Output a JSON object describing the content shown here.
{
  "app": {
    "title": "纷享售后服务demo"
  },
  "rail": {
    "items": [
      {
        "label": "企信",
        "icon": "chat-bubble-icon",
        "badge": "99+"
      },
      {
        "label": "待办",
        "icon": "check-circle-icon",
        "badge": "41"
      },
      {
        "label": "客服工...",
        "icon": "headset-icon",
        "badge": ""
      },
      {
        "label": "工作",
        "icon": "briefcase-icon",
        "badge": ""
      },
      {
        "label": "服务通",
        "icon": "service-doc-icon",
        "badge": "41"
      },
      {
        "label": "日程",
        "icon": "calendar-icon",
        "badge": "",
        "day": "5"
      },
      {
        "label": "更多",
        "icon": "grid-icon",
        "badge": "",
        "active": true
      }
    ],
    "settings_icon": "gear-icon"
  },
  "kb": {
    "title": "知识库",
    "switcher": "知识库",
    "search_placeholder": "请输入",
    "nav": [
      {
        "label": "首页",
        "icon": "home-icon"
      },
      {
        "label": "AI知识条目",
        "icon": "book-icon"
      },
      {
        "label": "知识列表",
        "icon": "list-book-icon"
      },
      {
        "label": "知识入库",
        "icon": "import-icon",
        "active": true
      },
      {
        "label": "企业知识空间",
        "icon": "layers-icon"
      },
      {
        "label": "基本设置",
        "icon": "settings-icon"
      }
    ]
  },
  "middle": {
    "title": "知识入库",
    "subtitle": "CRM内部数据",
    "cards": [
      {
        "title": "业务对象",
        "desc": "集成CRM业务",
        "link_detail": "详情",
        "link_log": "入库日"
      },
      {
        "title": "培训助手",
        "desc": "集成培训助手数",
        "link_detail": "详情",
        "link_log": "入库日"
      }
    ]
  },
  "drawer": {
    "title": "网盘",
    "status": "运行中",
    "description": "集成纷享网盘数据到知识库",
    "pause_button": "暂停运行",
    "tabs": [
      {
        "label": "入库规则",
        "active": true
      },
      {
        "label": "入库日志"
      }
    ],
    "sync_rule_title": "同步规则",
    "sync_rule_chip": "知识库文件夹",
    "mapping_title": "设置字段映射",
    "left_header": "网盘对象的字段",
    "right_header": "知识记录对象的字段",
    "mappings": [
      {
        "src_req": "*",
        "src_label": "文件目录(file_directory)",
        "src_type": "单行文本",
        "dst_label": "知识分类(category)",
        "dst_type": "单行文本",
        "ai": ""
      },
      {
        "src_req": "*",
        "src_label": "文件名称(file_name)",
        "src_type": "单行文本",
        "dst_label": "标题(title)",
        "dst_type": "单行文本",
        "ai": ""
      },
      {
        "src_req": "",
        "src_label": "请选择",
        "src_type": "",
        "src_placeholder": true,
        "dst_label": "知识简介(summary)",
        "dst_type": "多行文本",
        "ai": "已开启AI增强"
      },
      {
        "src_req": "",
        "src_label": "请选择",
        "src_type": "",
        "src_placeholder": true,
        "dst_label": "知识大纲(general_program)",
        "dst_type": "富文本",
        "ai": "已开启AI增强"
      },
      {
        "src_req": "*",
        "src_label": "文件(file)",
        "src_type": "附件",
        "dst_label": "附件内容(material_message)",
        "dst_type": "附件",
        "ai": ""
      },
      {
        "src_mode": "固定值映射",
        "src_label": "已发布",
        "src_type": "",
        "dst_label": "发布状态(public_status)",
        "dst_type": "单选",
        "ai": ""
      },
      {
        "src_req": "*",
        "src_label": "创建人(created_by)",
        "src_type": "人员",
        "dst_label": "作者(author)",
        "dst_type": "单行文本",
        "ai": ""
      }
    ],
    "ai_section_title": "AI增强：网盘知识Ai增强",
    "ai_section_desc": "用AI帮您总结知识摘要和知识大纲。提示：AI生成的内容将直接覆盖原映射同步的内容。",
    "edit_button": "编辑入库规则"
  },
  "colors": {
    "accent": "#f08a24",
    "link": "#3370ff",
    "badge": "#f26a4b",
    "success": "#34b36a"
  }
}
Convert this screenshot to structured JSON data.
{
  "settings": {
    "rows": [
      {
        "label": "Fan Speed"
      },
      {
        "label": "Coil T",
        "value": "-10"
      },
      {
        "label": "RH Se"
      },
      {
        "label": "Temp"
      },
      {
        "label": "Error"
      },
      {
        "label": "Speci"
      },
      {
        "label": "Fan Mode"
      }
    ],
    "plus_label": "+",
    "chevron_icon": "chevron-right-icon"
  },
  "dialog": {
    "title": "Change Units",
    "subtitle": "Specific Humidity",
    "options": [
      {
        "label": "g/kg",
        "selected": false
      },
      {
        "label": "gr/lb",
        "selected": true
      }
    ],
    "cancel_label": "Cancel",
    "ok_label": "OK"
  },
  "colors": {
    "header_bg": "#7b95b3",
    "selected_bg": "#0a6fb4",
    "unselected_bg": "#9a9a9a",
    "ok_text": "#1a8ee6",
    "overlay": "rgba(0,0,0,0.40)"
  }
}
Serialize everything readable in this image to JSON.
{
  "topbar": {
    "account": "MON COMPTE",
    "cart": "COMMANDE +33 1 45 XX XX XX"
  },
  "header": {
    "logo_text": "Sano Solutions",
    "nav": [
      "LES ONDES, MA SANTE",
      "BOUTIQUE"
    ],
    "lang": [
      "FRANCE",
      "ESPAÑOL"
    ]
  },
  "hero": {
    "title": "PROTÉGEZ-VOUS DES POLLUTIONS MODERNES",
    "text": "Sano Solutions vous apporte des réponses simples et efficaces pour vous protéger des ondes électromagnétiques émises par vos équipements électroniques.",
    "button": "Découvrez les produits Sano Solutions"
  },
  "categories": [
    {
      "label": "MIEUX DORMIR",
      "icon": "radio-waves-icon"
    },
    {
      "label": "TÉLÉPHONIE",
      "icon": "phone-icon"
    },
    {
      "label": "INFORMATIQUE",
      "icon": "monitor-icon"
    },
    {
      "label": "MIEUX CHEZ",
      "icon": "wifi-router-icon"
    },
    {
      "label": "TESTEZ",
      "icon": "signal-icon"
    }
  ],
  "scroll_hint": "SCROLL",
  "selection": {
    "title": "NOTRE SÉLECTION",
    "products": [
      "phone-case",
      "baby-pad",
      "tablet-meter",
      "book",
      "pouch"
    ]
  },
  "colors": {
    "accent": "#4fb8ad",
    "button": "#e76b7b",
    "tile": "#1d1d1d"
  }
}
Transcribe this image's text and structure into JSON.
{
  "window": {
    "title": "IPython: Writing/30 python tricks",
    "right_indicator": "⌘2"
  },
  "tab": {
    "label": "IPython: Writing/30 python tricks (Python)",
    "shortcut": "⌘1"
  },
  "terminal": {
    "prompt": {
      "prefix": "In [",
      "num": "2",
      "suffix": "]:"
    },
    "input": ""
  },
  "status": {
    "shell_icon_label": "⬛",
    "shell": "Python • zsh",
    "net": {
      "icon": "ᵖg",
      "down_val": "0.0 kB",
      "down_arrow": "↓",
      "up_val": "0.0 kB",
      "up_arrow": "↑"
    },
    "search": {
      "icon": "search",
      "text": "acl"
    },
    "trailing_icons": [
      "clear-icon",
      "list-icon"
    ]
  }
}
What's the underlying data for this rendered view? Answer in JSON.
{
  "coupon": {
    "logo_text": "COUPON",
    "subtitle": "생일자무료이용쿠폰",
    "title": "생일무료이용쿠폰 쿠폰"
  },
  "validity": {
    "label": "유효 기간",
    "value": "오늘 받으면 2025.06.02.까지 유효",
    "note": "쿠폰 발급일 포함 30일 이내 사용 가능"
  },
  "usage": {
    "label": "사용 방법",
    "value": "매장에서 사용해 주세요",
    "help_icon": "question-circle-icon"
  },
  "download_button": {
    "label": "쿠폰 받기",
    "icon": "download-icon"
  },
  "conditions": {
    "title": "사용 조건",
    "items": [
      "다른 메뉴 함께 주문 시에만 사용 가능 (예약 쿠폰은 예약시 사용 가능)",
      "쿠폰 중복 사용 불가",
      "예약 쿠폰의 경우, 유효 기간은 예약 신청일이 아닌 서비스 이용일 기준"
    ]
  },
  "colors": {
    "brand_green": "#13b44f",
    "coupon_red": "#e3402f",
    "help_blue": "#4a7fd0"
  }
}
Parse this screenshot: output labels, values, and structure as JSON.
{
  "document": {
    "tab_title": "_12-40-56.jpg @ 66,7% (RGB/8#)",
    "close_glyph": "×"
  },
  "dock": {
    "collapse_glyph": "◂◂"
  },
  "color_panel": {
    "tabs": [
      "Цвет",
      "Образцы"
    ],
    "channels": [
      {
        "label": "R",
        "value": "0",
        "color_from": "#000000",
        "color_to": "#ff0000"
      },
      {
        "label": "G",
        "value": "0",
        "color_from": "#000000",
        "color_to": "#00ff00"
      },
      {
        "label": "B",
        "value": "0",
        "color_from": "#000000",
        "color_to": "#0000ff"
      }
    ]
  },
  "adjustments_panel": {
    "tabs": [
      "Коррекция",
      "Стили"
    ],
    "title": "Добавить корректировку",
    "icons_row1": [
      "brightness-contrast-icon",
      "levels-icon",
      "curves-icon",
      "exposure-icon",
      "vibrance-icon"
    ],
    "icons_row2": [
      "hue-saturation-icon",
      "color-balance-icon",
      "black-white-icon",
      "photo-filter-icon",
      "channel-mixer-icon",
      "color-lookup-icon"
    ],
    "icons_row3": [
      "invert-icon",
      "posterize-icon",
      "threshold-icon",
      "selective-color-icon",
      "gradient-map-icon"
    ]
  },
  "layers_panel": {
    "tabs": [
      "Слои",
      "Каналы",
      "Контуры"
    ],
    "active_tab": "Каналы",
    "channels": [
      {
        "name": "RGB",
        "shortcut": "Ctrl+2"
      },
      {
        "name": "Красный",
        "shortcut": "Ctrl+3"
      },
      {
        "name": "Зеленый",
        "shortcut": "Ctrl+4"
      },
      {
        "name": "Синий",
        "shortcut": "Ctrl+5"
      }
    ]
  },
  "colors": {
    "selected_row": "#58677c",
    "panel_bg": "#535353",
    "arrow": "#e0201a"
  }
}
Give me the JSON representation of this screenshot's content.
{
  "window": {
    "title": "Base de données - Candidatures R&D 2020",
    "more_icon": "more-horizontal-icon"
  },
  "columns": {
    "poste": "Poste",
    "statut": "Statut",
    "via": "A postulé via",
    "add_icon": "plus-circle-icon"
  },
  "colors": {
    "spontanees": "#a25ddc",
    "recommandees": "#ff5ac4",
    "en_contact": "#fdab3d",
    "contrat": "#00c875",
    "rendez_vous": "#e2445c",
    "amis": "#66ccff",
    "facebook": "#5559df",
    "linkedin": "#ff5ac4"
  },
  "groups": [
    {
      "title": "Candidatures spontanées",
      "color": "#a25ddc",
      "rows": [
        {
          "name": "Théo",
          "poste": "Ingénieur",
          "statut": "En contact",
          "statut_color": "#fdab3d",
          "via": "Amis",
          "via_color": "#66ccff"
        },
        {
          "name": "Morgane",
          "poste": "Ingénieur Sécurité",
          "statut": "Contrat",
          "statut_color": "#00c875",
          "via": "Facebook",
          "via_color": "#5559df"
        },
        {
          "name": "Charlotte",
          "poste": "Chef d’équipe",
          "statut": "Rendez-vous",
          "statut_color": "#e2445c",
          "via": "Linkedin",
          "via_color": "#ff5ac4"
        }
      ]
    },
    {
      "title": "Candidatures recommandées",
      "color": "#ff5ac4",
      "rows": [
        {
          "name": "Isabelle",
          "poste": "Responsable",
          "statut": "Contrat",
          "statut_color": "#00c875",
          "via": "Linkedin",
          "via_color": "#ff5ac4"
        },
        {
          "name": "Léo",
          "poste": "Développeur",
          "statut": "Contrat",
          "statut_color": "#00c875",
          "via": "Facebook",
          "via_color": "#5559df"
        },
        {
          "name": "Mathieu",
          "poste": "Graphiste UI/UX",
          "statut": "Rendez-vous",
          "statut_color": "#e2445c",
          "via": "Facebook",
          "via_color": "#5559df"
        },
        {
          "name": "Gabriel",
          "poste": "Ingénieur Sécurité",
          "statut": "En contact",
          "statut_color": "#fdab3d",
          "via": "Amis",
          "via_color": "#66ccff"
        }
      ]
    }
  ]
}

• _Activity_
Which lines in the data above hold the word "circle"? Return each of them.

• _Written response_
        "icon": "check-circle-icon",
    "help_icon": "question-circle-icon"
    "add_icon": "plus-circle-icon"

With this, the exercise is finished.